Records provided: Begin

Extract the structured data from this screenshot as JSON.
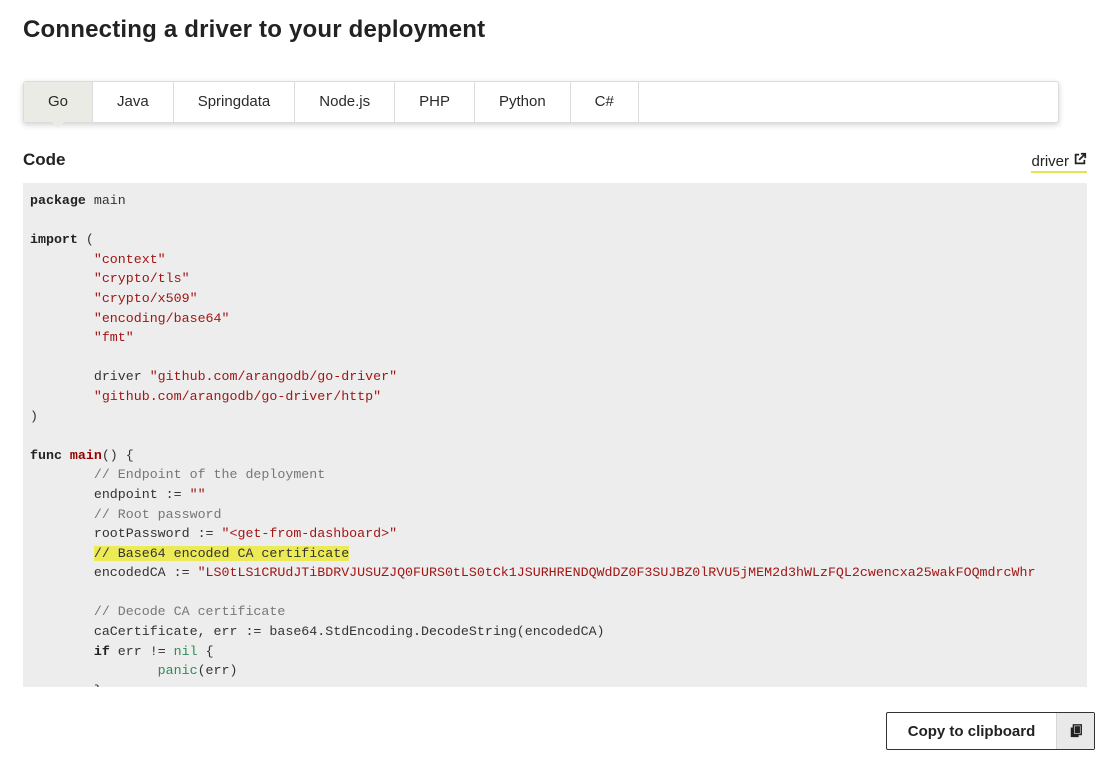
{
  "page": {
    "title": "Connecting a driver to your deployment"
  },
  "tabs": [
    {
      "label": "Go",
      "active": true
    },
    {
      "label": "Java",
      "active": false
    },
    {
      "label": "Springdata",
      "active": false
    },
    {
      "label": "Node.js",
      "active": false
    },
    {
      "label": "PHP",
      "active": false
    },
    {
      "label": "Python",
      "active": false
    },
    {
      "label": "C#",
      "active": false
    }
  ],
  "code_section": {
    "heading": "Code",
    "driver_link": {
      "label": "driver",
      "icon": "external-link-icon"
    }
  },
  "code": {
    "package_kw": "package",
    "package_name": " main",
    "import_kw": "import",
    "import_open": " (",
    "imports": [
      "\"context\"",
      "\"crypto/tls\"",
      "\"crypto/x509\"",
      "\"encoding/base64\"",
      "\"fmt\""
    ],
    "driver_alias": "driver ",
    "driver_import": "\"github.com/arangodb/go-driver\"",
    "http_import": "\"github.com/arangodb/go-driver/http\"",
    "import_close": ")",
    "func_kw": "func",
    "func_name": "main",
    "func_rest": "() {",
    "comment_endpoint": "// Endpoint of the deployment",
    "endpoint_decl": "endpoint := ",
    "endpoint_value": "\"\"",
    "comment_root": "// Root password",
    "root_decl": "rootPassword := ",
    "root_value": "\"<get-from-dashboard>\"",
    "comment_base64": "// Base64 encoded CA certificate",
    "ca_decl": "encodedCA := ",
    "ca_value": "\"LS0tLS1CRUdJTiBDRVJUSUZJQ0FURS0tLS0tCk1JSURHRENDQWdDZ0F3SUJBZ0lRVU5jMEM2d3hWLzFQL2cwencxa25wakFOQmdrcWhr",
    "comment_decode": "// Decode CA certificate",
    "decode_line": "caCertificate, err := base64.StdEncoding.DecodeString(encodedCA)",
    "if_kw": "if",
    "if_cond": " err != ",
    "nil_kw": "nil",
    "if_open": " {",
    "panic_fn": "panic",
    "panic_args": "(err)",
    "close_brace": "}"
  },
  "copy_button": {
    "label": "Copy to clipboard",
    "icon": "clipboard-icon"
  }
}
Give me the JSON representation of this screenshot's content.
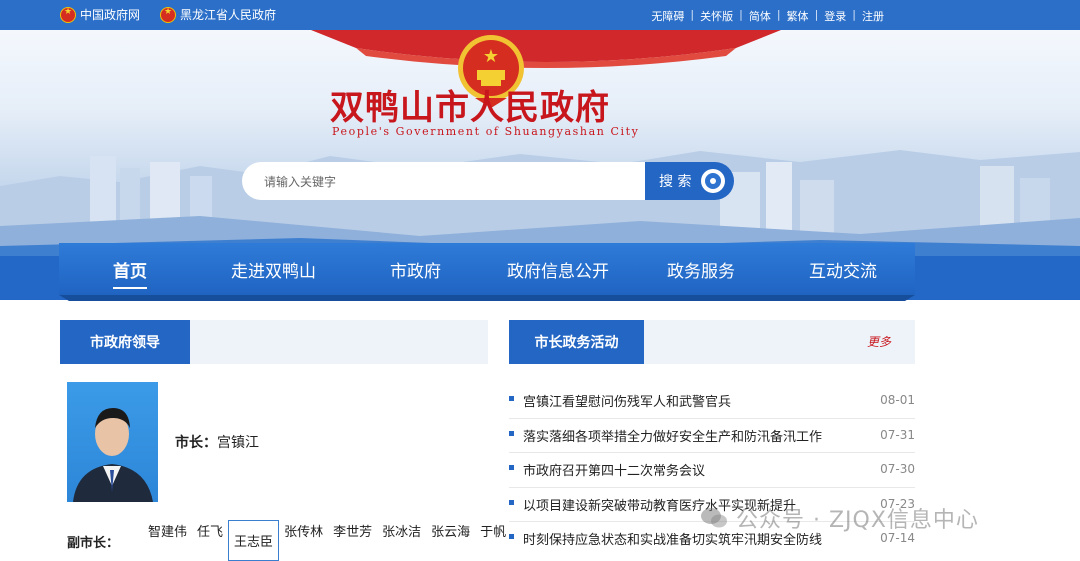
{
  "topbar": {
    "links": [
      {
        "label": "中国政府网"
      },
      {
        "label": "黑龙江省人民政府"
      }
    ],
    "tools": [
      "无障碍",
      "关怀版",
      "简体",
      "繁体",
      "登录",
      "注册"
    ]
  },
  "header": {
    "title": "双鸭山市人民政府",
    "subtitle": "People's Government of Shuangyashan City"
  },
  "search": {
    "placeholder": "请输入关键字",
    "button_label": "搜 索"
  },
  "nav": {
    "items": [
      "首页",
      "走进双鸭山",
      "市政府",
      "政府信息公开",
      "政务服务",
      "互动交流"
    ],
    "active_index": 0
  },
  "leaders_panel": {
    "title": "市政府领导",
    "mayor_label": "市长：",
    "mayor_name": "宫镇江",
    "deputy_label": "副市长：",
    "deputies": [
      "智建伟",
      "任飞",
      "王志臣",
      "张传林",
      "李世芳",
      "张冰洁",
      "张云海",
      "于帆"
    ],
    "selected_deputy_index": 2
  },
  "activities_panel": {
    "title": "市长政务活动",
    "more_label": "更多",
    "items": [
      {
        "title": "宫镇江看望慰问伤残军人和武警官兵",
        "date": "08-01"
      },
      {
        "title": "落实落细各项举措全力做好安全生产和防汛备汛工作",
        "date": "07-31"
      },
      {
        "title": "市政府召开第四十二次常务会议",
        "date": "07-30"
      },
      {
        "title": "以项目建设新突破带动教育医疗水平实现新提升",
        "date": "07-23"
      },
      {
        "title": "时刻保持应急状态和实战准备切实筑牢汛期安全防线",
        "date": "07-14"
      }
    ]
  },
  "watermark": {
    "text": "公众号 · ZJQX信息中心"
  },
  "colors": {
    "brand_blue": "#2366c4",
    "title_red": "#c8161d",
    "more_red": "#c8161d"
  }
}
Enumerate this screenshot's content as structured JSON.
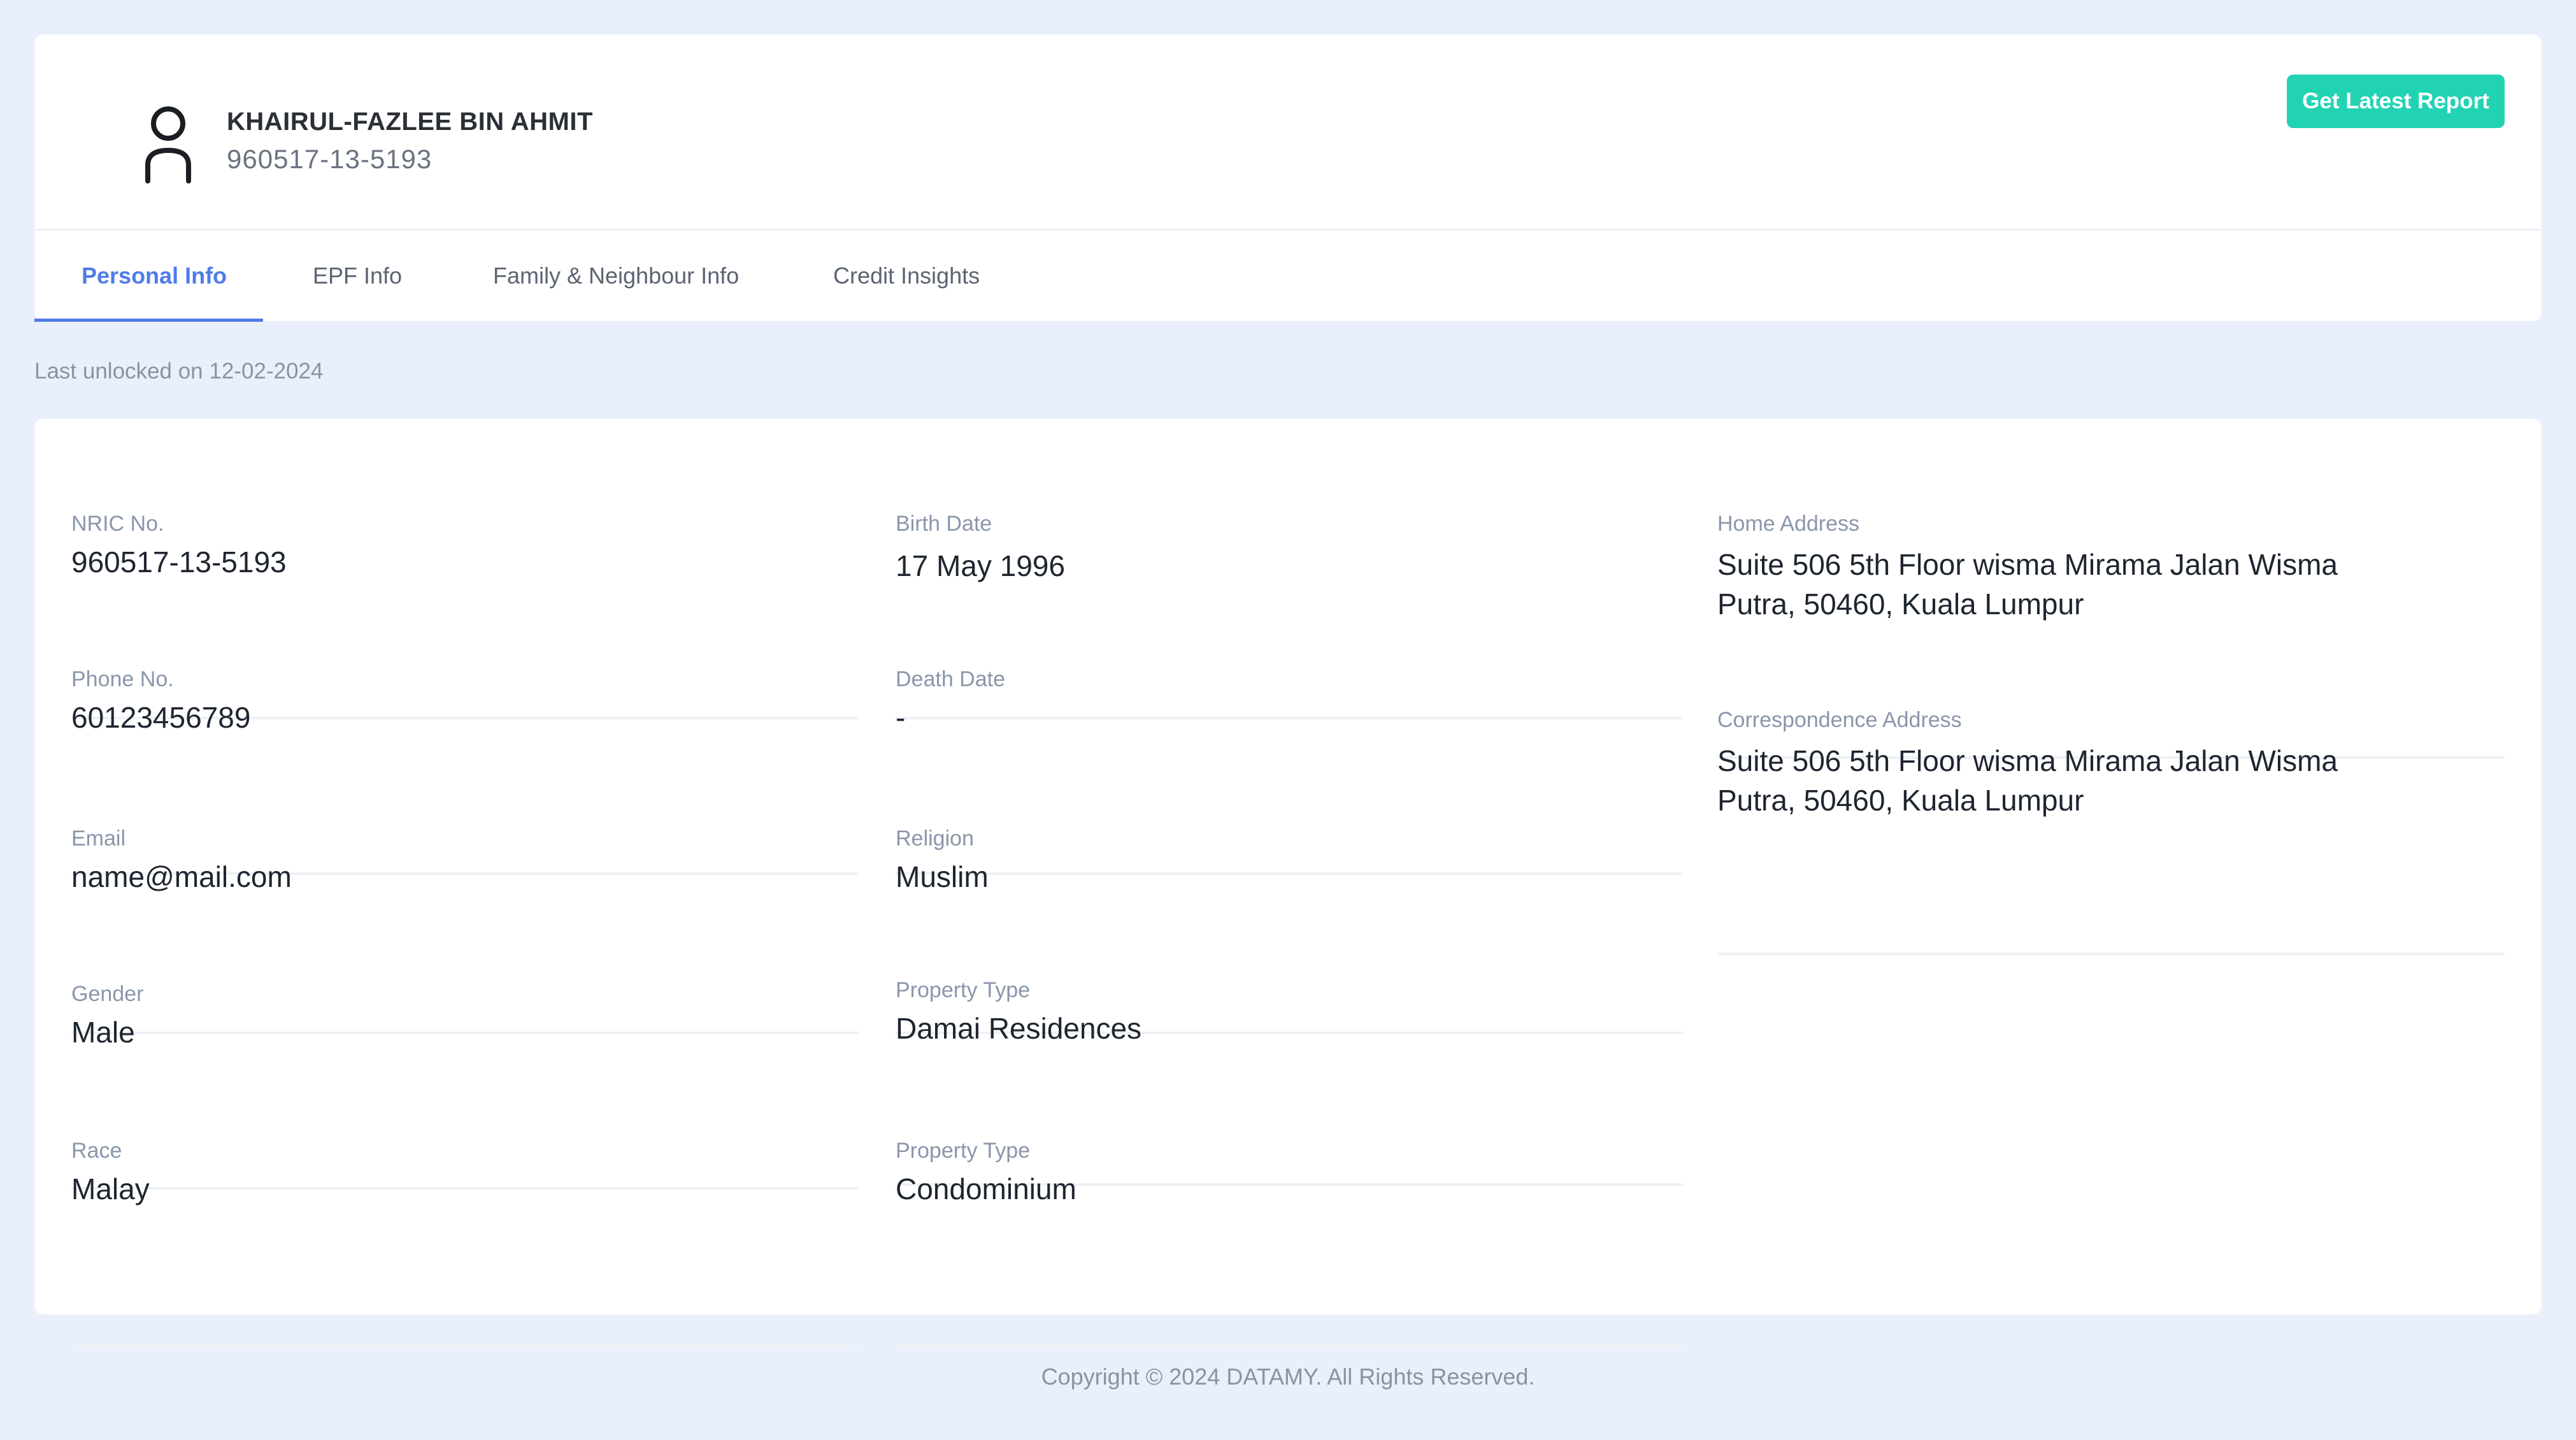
{
  "profile": {
    "name": "KHAIRUL-FAZLEE BIN AHMIT",
    "nric": "960517-13-5193",
    "report_button": "Get Latest Report"
  },
  "tabs": [
    {
      "label": "Personal Info",
      "active": true
    },
    {
      "label": "EPF Info",
      "active": false
    },
    {
      "label": "Family & Neighbour Info",
      "active": false
    },
    {
      "label": "Credit Insights",
      "active": false
    }
  ],
  "last_unlocked": "Last unlocked on 12-02-2024",
  "fields": {
    "col1": [
      {
        "label": "NRIC No.",
        "value": "960517-13-5193"
      },
      {
        "label": "Phone No.",
        "value": "60123456789"
      },
      {
        "label": "Email",
        "value": "name@mail.com"
      },
      {
        "label": "Gender",
        "value": "Male"
      },
      {
        "label": "Race",
        "value": "Malay"
      }
    ],
    "col2": [
      {
        "label": "Birth Date",
        "value": "17 May 1996"
      },
      {
        "label": "Death Date",
        "value": "-"
      },
      {
        "label": "Religion",
        "value": "Muslim"
      },
      {
        "label": "Property Type",
        "value": "Damai Residences"
      },
      {
        "label": "Property Type",
        "value": "Condominium"
      }
    ],
    "col3": [
      {
        "label": "Home Address",
        "value": "Suite 506 5th Floor wisma Mirama Jalan Wisma Putra, 50460, Kuala Lumpur"
      },
      {
        "label": "Correspondence Address",
        "value": "Suite 506 5th Floor wisma Mirama Jalan Wisma Putra, 50460, Kuala Lumpur"
      }
    ]
  },
  "footer": "Copyright © 2024 DATAMY. All Rights Reserved.",
  "colors": {
    "background": "#e9f0fb",
    "accent_tab": "#4f7bea",
    "button": "#21d3b3"
  },
  "icons": {
    "avatar": "user-outline-icon"
  }
}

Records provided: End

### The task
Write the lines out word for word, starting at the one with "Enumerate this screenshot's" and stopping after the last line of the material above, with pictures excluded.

### Result for this exercise
Enumerate this screenshot's content as structured JSON.
{
  "profile": {
    "name": "KHAIRUL-FAZLEE BIN AHMIT",
    "nric": "960517-13-5193",
    "report_button": "Get Latest Report"
  },
  "tabs": [
    {
      "label": "Personal Info",
      "active": true
    },
    {
      "label": "EPF Info",
      "active": false
    },
    {
      "label": "Family & Neighbour Info",
      "active": false
    },
    {
      "label": "Credit Insights",
      "active": false
    }
  ],
  "last_unlocked": "Last unlocked on 12-02-2024",
  "fields": {
    "col1": [
      {
        "label": "NRIC No.",
        "value": "960517-13-5193"
      },
      {
        "label": "Phone No.",
        "value": "60123456789"
      },
      {
        "label": "Email",
        "value": "name@mail.com"
      },
      {
        "label": "Gender",
        "value": "Male"
      },
      {
        "label": "Race",
        "value": "Malay"
      }
    ],
    "col2": [
      {
        "label": "Birth Date",
        "value": "17 May 1996"
      },
      {
        "label": "Death Date",
        "value": "-"
      },
      {
        "label": "Religion",
        "value": "Muslim"
      },
      {
        "label": "Property Type",
        "value": "Damai Residences"
      },
      {
        "label": "Property Type",
        "value": "Condominium"
      }
    ],
    "col3": [
      {
        "label": "Home Address",
        "value": "Suite 506 5th Floor wisma Mirama Jalan Wisma Putra, 50460, Kuala Lumpur"
      },
      {
        "label": "Correspondence Address",
        "value": "Suite 506 5th Floor wisma Mirama Jalan Wisma Putra, 50460, Kuala Lumpur"
      }
    ]
  },
  "footer": "Copyright © 2024 DATAMY. All Rights Reserved.",
  "colors": {
    "background": "#e9f0fb",
    "accent_tab": "#4f7bea",
    "button": "#21d3b3"
  },
  "icons": {
    "avatar": "user-outline-icon"
  }
}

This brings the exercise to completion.